## [The task]
Leave the pictures behind and reproduce every line of the listing exactly.

===== Dataset entries

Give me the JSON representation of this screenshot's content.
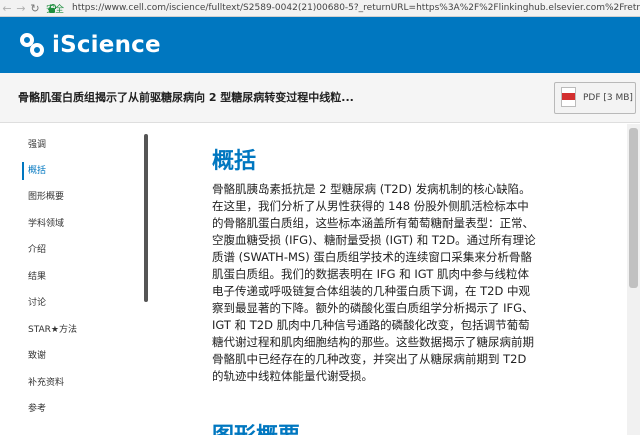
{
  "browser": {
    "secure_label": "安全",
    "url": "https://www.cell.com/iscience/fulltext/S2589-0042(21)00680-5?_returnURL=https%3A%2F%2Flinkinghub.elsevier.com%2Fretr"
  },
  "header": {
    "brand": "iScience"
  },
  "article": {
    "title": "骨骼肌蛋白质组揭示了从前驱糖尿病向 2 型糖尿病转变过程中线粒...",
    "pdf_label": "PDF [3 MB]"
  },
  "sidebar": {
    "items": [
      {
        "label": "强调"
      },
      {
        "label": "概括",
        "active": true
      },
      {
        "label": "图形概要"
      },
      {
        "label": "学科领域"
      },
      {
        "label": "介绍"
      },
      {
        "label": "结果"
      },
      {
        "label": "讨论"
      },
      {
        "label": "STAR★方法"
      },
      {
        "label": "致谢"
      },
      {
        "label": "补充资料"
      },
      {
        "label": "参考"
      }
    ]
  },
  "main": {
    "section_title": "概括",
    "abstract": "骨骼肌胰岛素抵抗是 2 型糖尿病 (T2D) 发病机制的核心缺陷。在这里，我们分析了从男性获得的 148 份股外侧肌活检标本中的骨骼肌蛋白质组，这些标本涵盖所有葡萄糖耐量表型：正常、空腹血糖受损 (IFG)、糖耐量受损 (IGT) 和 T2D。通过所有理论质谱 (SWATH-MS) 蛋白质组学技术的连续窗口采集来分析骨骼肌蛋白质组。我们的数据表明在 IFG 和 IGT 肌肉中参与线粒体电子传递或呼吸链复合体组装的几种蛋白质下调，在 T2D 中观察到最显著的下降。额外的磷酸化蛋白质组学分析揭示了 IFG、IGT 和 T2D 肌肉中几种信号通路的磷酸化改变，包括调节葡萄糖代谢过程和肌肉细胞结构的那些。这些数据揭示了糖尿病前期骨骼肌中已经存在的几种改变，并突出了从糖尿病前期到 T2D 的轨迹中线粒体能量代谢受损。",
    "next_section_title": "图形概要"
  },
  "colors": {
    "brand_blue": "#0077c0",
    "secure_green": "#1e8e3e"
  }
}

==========

## [Response to this exercise]
Give me the JSON representation of this screenshot's content.
{
  "browser": {
    "secure_label": "安全",
    "url": "https://www.cell.com/iscience/fulltext/S2589-0042(21)00680-5?_returnURL=https%3A%2F%2Flinkinghub.elsevier.com%2Fretr"
  },
  "header": {
    "brand": "iScience"
  },
  "article": {
    "title": "骨骼肌蛋白质组揭示了从前驱糖尿病向 2 型糖尿病转变过程中线粒...",
    "pdf_label": "PDF [3 MB]"
  },
  "sidebar": {
    "items": [
      {
        "label": "强调"
      },
      {
        "label": "概括",
        "active": true
      },
      {
        "label": "图形概要"
      },
      {
        "label": "学科领域"
      },
      {
        "label": "介绍"
      },
      {
        "label": "结果"
      },
      {
        "label": "讨论"
      },
      {
        "label": "STAR★方法"
      },
      {
        "label": "致谢"
      },
      {
        "label": "补充资料"
      },
      {
        "label": "参考"
      }
    ]
  },
  "main": {
    "section_title": "概括",
    "abstract": "骨骼肌胰岛素抵抗是 2 型糖尿病 (T2D) 发病机制的核心缺陷。在这里，我们分析了从男性获得的 148 份股外侧肌活检标本中的骨骼肌蛋白质组，这些标本涵盖所有葡萄糖耐量表型：正常、空腹血糖受损 (IFG)、糖耐量受损 (IGT) 和 T2D。通过所有理论质谱 (SWATH-MS) 蛋白质组学技术的连续窗口采集来分析骨骼肌蛋白质组。我们的数据表明在 IFG 和 IGT 肌肉中参与线粒体电子传递或呼吸链复合体组装的几种蛋白质下调，在 T2D 中观察到最显著的下降。额外的磷酸化蛋白质组学分析揭示了 IFG、IGT 和 T2D 肌肉中几种信号通路的磷酸化改变，包括调节葡萄糖代谢过程和肌肉细胞结构的那些。这些数据揭示了糖尿病前期骨骼肌中已经存在的几种改变，并突出了从糖尿病前期到 T2D 的轨迹中线粒体能量代谢受损。",
    "next_section_title": "图形概要"
  },
  "colors": {
    "brand_blue": "#0077c0",
    "secure_green": "#1e8e3e"
  }
}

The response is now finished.